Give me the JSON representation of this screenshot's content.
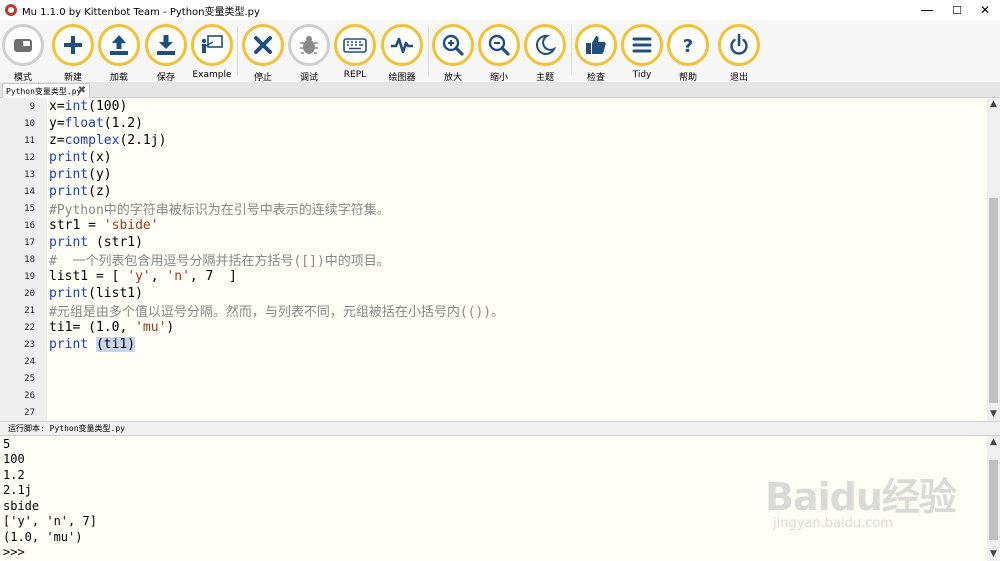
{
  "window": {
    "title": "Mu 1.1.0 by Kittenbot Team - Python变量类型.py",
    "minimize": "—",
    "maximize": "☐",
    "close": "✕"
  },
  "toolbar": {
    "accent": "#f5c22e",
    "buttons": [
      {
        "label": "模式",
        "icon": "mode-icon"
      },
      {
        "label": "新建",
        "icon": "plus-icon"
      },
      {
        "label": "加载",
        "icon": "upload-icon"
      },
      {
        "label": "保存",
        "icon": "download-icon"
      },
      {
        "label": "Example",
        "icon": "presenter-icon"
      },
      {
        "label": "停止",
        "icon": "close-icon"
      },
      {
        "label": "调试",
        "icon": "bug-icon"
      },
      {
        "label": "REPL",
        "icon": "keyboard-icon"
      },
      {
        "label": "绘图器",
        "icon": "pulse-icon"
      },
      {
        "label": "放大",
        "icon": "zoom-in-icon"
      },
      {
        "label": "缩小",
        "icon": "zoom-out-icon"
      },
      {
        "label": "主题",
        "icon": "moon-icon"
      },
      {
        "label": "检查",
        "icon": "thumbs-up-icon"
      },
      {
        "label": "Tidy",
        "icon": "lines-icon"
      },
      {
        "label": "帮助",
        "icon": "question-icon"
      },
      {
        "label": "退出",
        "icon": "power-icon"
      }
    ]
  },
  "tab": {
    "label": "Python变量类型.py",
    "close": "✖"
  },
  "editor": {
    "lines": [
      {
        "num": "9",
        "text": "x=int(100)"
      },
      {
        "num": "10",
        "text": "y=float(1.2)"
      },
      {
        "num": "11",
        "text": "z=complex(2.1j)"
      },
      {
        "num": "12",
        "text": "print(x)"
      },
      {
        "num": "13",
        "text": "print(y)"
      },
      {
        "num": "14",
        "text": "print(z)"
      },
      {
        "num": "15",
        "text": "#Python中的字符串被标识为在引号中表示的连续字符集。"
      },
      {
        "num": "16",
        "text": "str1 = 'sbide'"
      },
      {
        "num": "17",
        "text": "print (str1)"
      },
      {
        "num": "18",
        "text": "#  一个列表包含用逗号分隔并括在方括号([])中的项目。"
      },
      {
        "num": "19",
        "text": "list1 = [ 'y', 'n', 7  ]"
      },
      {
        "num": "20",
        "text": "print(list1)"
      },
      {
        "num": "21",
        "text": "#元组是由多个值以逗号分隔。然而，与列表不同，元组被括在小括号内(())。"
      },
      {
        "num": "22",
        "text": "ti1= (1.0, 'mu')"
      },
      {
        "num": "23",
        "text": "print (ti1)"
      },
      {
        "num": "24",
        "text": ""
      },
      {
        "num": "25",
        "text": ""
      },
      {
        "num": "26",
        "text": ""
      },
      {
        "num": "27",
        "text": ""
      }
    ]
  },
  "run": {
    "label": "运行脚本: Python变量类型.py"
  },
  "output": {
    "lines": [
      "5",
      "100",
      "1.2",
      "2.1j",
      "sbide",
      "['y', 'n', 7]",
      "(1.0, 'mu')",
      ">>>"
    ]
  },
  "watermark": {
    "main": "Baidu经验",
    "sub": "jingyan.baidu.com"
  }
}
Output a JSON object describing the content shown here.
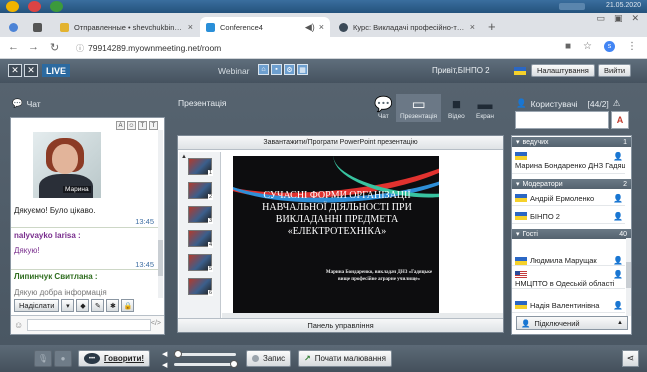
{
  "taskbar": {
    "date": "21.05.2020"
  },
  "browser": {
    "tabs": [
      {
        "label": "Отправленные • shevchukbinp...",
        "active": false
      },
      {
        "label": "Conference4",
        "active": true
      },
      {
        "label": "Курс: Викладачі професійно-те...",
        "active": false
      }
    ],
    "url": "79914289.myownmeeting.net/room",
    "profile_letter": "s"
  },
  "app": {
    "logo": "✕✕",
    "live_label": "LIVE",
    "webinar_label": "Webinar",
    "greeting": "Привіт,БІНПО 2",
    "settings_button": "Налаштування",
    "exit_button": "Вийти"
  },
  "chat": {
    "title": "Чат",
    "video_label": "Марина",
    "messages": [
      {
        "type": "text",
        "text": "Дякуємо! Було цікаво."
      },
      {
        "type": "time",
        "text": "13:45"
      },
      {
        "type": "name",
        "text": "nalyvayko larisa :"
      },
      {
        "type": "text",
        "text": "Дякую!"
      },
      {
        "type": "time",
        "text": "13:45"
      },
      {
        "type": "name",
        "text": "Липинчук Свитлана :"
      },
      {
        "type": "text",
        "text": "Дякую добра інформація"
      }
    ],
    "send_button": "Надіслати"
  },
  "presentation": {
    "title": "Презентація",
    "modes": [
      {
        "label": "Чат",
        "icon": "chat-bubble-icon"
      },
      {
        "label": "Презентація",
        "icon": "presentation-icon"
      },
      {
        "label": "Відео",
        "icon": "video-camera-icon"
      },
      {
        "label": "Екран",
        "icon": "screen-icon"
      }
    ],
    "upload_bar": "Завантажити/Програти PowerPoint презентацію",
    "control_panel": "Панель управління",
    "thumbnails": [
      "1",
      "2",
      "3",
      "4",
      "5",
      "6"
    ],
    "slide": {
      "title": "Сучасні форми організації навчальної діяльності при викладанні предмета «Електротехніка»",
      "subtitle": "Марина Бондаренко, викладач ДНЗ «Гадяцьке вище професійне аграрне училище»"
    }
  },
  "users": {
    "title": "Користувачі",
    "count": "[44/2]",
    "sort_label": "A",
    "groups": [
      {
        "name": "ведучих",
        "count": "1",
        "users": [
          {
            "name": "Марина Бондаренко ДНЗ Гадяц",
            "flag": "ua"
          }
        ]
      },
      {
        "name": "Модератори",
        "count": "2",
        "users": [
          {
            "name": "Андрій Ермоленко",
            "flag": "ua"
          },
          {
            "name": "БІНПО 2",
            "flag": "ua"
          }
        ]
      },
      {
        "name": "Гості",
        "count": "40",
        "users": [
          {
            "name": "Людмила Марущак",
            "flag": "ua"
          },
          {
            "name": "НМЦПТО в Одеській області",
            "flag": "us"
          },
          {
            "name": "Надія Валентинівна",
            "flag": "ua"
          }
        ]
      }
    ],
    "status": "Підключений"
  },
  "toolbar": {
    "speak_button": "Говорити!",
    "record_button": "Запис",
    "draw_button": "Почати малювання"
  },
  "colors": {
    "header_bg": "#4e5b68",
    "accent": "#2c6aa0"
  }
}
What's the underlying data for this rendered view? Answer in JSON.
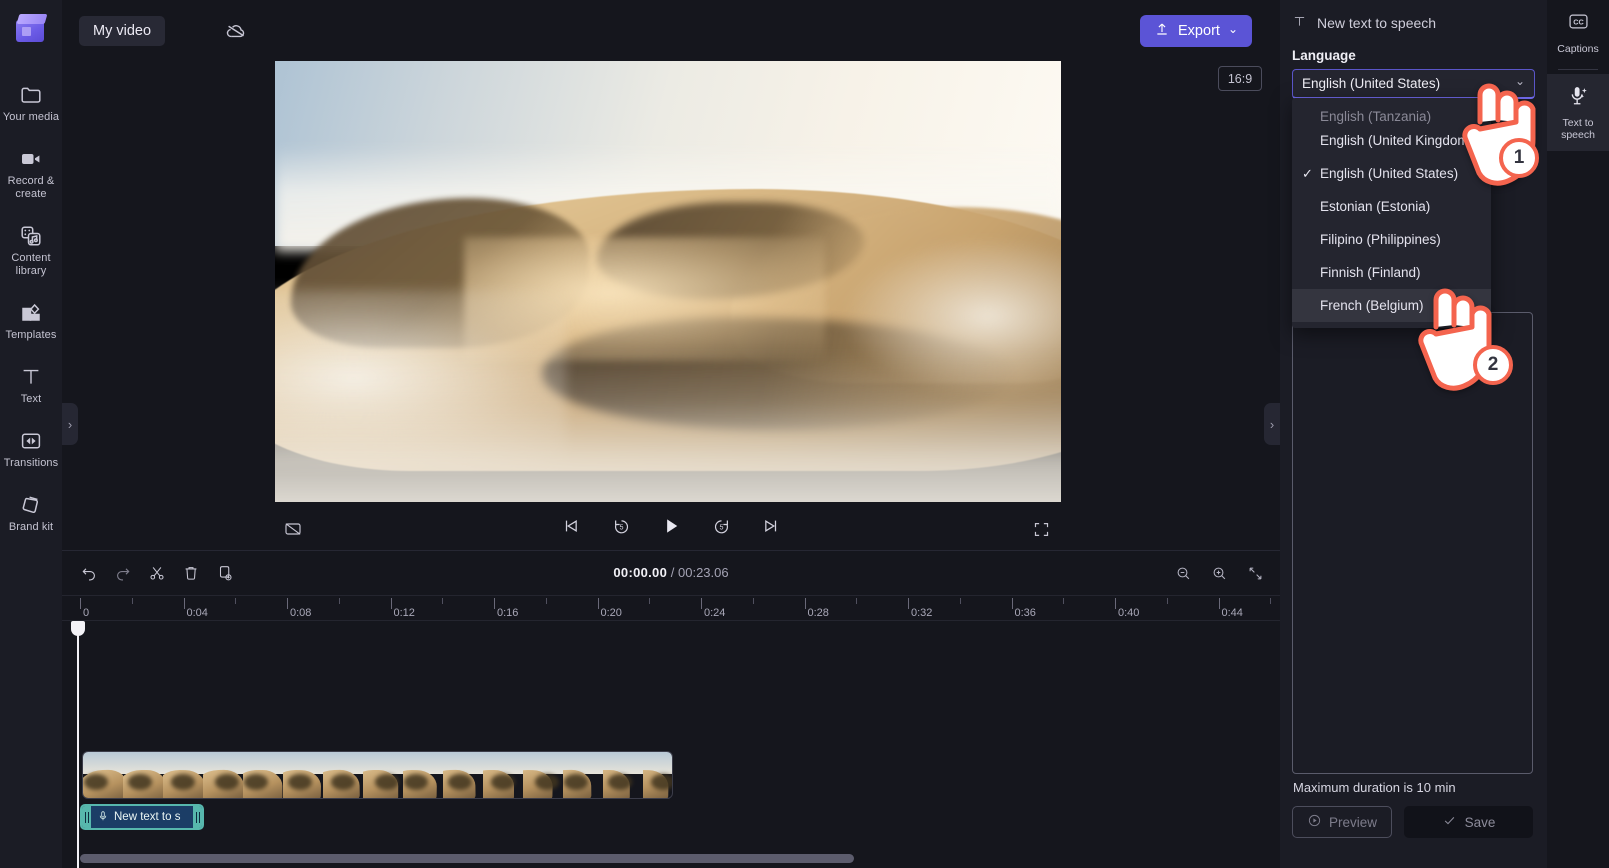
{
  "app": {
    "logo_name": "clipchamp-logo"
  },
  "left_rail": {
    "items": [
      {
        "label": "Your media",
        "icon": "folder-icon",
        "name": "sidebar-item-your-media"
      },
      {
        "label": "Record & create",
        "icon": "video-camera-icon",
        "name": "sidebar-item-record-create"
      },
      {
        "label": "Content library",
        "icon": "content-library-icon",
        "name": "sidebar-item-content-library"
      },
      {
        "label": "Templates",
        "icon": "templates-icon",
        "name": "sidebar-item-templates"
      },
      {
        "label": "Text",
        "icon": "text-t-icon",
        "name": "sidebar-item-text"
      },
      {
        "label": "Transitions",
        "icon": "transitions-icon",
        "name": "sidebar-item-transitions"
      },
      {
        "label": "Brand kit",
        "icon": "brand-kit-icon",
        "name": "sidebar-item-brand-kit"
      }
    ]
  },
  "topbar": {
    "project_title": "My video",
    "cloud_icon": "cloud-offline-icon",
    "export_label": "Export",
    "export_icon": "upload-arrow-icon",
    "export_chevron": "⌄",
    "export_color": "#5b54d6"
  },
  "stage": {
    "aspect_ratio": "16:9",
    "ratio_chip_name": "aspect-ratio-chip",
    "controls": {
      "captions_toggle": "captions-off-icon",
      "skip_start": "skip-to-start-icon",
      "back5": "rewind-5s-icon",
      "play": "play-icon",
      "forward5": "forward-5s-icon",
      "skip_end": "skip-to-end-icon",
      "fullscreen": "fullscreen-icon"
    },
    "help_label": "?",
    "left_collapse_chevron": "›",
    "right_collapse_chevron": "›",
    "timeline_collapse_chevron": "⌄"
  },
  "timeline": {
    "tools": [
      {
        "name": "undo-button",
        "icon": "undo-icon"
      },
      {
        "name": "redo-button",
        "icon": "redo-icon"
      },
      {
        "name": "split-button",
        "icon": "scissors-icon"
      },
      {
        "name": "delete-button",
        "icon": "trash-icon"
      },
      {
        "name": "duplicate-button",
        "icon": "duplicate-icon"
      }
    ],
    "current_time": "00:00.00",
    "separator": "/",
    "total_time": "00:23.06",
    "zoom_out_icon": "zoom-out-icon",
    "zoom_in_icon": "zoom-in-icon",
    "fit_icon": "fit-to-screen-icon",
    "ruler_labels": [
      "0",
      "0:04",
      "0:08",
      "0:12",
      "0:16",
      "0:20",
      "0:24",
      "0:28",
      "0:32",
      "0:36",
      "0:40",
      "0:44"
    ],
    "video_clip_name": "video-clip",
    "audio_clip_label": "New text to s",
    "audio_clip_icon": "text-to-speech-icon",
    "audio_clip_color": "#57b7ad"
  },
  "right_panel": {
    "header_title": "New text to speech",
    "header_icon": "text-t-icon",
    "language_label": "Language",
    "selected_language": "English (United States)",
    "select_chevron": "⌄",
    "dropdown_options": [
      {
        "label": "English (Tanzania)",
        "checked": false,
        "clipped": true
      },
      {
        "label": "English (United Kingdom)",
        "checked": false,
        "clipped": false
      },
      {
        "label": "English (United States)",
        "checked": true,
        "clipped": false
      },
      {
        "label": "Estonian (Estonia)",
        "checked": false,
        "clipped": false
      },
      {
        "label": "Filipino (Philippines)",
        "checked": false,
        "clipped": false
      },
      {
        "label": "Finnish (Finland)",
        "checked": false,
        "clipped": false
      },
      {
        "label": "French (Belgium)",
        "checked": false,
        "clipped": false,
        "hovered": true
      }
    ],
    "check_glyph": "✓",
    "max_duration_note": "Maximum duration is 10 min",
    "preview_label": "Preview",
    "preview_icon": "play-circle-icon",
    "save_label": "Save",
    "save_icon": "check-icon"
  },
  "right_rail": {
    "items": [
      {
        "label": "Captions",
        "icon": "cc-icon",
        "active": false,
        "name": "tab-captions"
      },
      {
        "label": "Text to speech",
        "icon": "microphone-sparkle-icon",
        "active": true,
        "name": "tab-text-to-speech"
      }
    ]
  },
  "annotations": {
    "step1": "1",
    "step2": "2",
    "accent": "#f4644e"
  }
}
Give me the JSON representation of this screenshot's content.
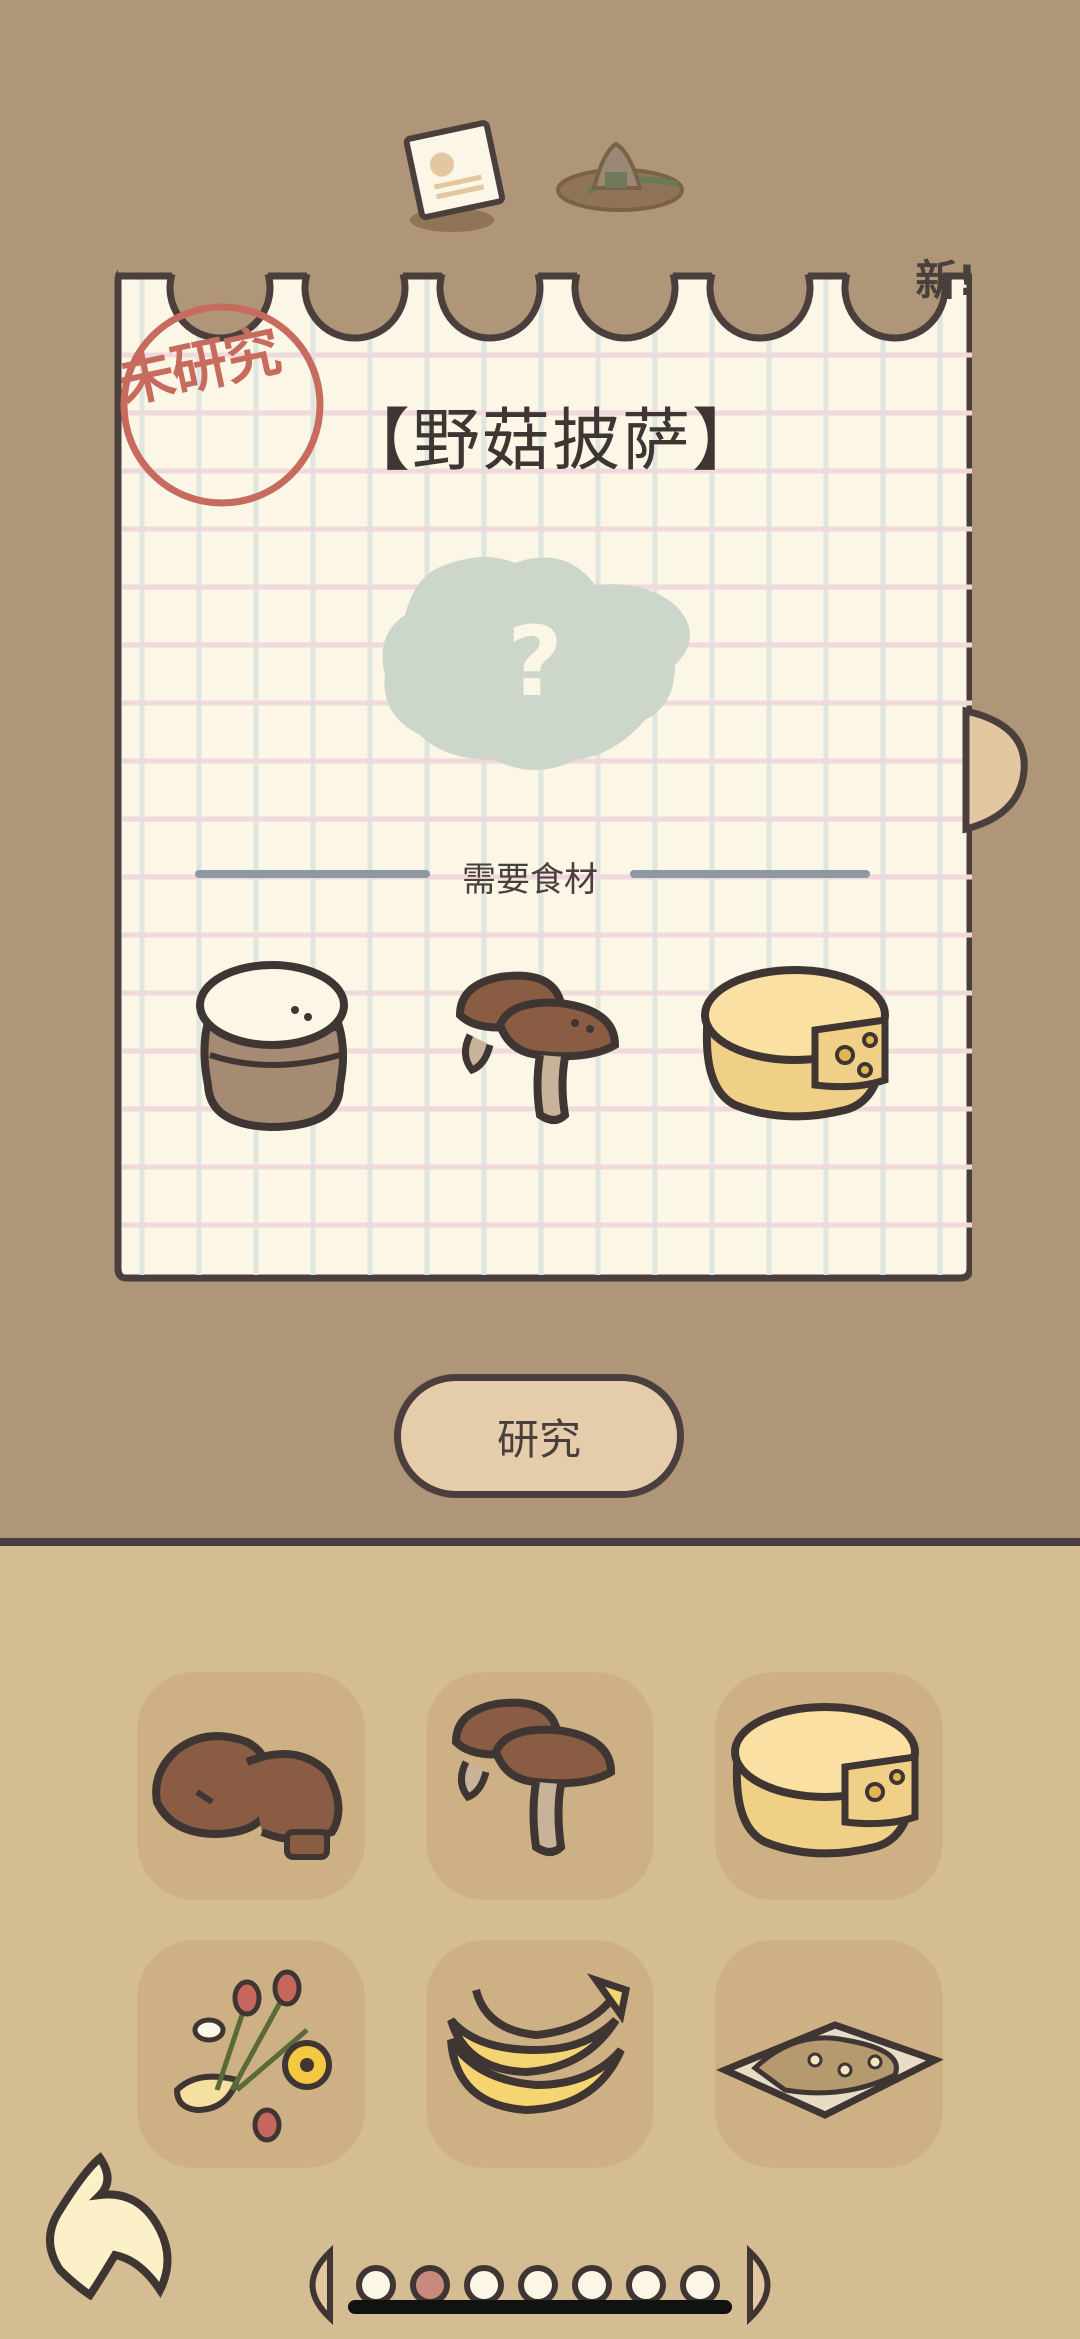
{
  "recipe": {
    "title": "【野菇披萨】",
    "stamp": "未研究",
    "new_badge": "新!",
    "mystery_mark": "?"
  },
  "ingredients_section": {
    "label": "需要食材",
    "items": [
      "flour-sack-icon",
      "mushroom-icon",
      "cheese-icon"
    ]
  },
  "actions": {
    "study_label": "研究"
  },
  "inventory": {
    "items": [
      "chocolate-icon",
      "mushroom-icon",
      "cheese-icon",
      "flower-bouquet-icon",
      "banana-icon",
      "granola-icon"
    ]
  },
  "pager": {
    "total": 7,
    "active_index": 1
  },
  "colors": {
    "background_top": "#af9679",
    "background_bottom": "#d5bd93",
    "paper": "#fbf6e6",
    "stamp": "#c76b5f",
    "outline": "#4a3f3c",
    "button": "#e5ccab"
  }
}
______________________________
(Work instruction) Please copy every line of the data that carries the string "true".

(Written response)
        "active": true
        "clipped": true
        "checked": true,
        "hovered": true
        "active": true,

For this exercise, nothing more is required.